If you will excuse me kind readers, a little diversion. This is the first Hollywood/Western film I have spoken about on the journey, but I think the subject matter and the cast involved mean that it can comfortably sit in this blog.
“The Forbidden Kingdom” is probably most notable for finally pairing up two of the international stars of Asian Cinema, Jackie Chan and Jet Li. And this means Box Office, which is a surprise that it has taken so many years to get them on screen together. However, it is not just about the names at the top of the Poster.
What we have here is a Fantasy Martial Arts epic. The not accidentally named Jason Triptikas (Michael Angarano) is a young American boy, somewhat obsessed with Kung Fu and the classic movies of the genre. He gets transported back to a mythical Ancient China, and encounters a selection of characters from Chinese Legend and Pulp Cinema/Literature. Think of it as an oriental “League of Extraordinary Gentlemen” with a soupcon of “Alice in Wonderland” Of course there is a quest to be undertaken.
Now I am not a big fan of Martial Arts films (I don’t dislike them at all, they are just not my genre of choice), and my knowledge of some of these characters is spotty at best (ok, ok, I only knew of Monkey – but I was very lucky to watch the film with my super-knowledgeable and honorary “Things Fall Apart” staff member friend). But if I told you I really enjoyed the film, then I think that you will understand that a lot of quality is on show here.
First things first. I have this on Blu-Ray. And it is quite gorgeous. The colours are rich, and I am sure Ancient China has never looked more ravishing. If the scenery looks good, then extra marks have to be given to some of the costuming. The direction by Rob Minkoff is strong, and those are some of the best opening credits I have seen for a while – being both clever and totally sympathetic to the film’s influences.
However, it is far more than just a pretty bauble. Of course you get the obvious charisma of Chan and Li, but kudos must be given to some of the smaller parts, especially Li Bing Bing (as the Bride With The White Hair) and Crystal Liu (Golden Sparrow). Yes they are eye candy, but Liu especially really gets to show some acting ability. Even Angarano manages to avoid the Shia LaBeouf annoying young American shtick.
There are not as many fight scenes as you might expect, but those on display are of a high quality. Even better, the scenes are imbued with action generated by the actual events on screen, not by shaky camera work/quick cut/extreme close up, which is the current in vogue style of Hollywood action.
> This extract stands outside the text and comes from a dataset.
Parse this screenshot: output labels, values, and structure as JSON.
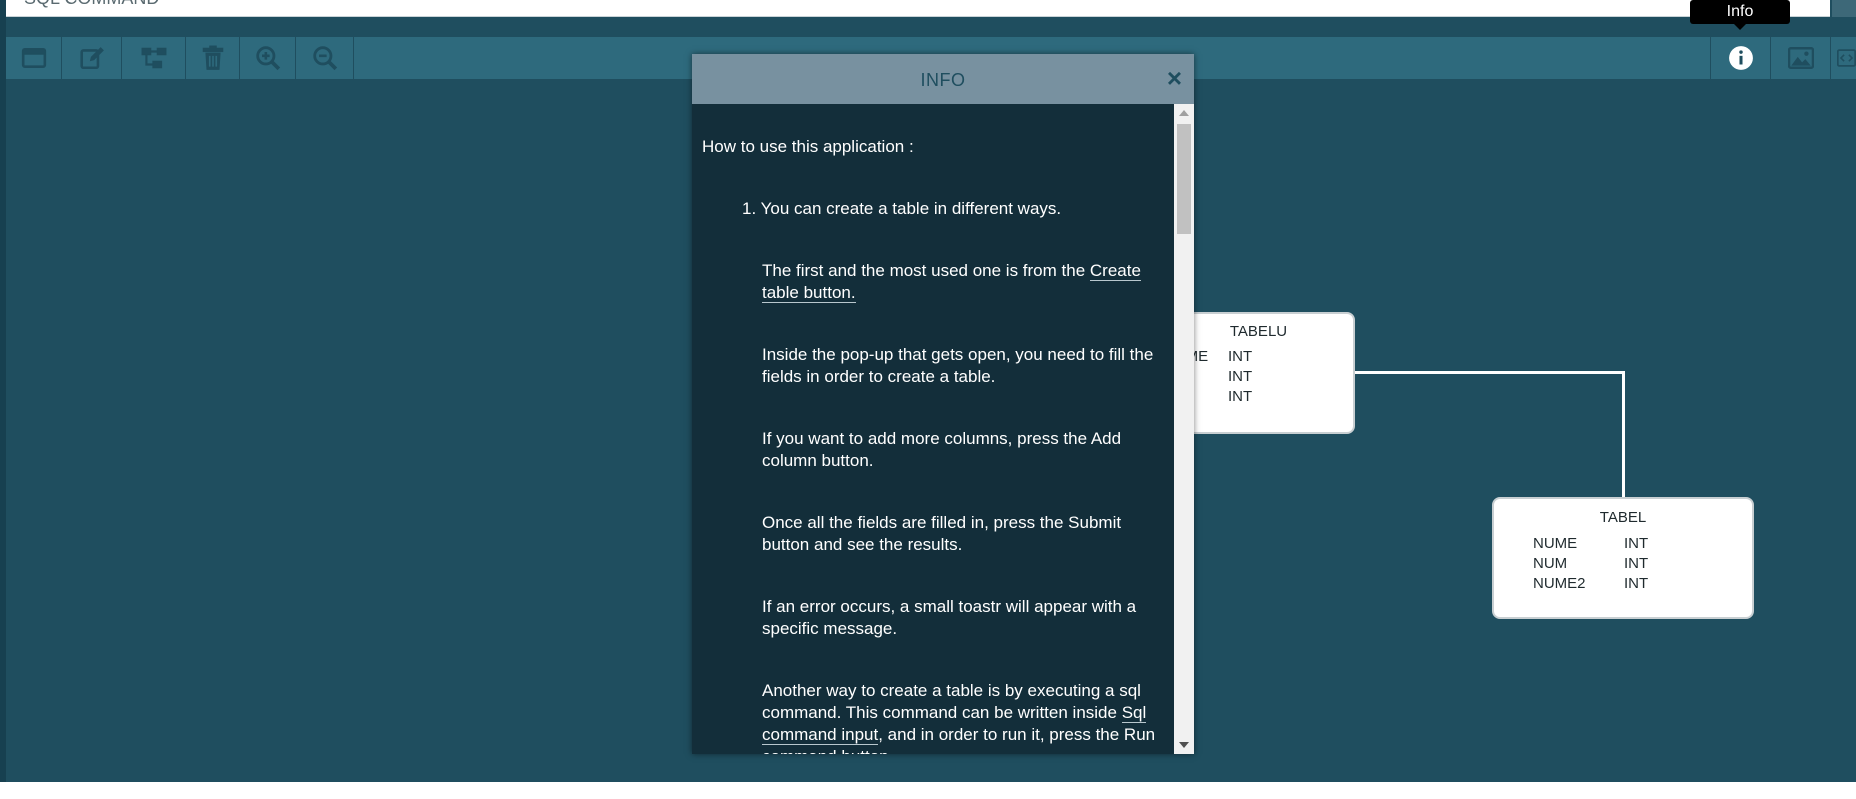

Credit should be given to Woo-ping Yuen as the action choreographer.
My main criticism is possibly a little ironic. The movie spends an awful lot of time in exposition mode, which although helpful to a neophyte like me, might annoy the more savvy audience members.
At the end of the day, the film delivers on its promises and more. Recommended.